(Stored entries)
--*--

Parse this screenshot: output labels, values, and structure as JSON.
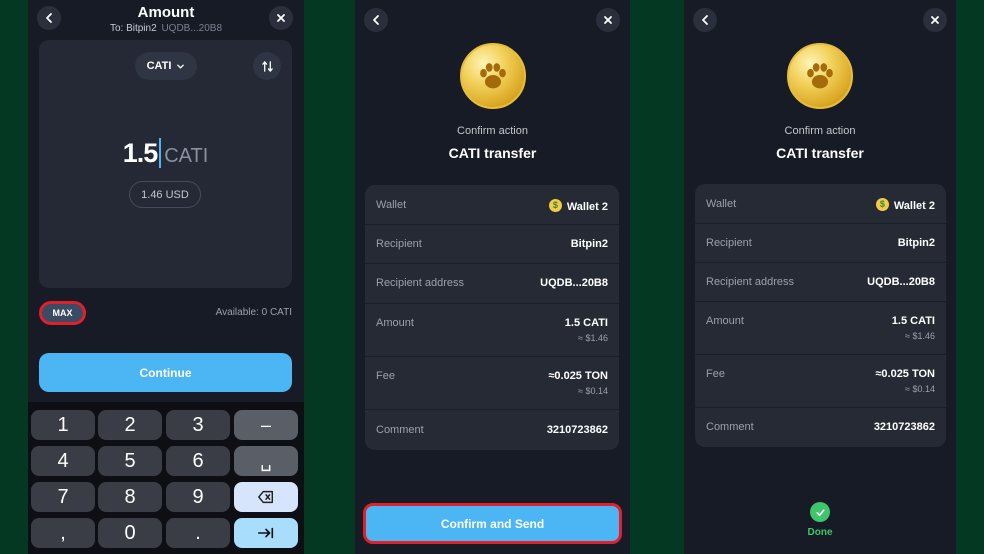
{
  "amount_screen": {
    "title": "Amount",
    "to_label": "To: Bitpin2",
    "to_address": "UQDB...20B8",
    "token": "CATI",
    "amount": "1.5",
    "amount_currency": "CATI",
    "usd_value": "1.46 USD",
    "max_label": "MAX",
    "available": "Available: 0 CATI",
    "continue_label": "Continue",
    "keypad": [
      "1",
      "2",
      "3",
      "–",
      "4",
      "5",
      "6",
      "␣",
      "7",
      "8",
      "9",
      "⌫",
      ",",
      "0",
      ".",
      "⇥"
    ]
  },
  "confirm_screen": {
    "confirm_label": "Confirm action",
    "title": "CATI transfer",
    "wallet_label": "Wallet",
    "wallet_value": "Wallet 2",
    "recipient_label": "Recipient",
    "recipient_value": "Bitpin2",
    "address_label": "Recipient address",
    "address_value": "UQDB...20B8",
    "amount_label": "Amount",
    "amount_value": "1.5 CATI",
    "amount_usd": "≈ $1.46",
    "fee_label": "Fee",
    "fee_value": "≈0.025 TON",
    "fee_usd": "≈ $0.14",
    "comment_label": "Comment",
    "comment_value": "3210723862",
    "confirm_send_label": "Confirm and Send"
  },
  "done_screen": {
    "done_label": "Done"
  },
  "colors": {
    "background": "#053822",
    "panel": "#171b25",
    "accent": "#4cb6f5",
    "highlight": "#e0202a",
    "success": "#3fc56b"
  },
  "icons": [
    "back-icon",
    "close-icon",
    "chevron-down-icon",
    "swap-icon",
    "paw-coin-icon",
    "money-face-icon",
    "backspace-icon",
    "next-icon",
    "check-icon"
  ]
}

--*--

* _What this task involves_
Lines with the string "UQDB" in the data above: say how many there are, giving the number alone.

* _Written solution_
2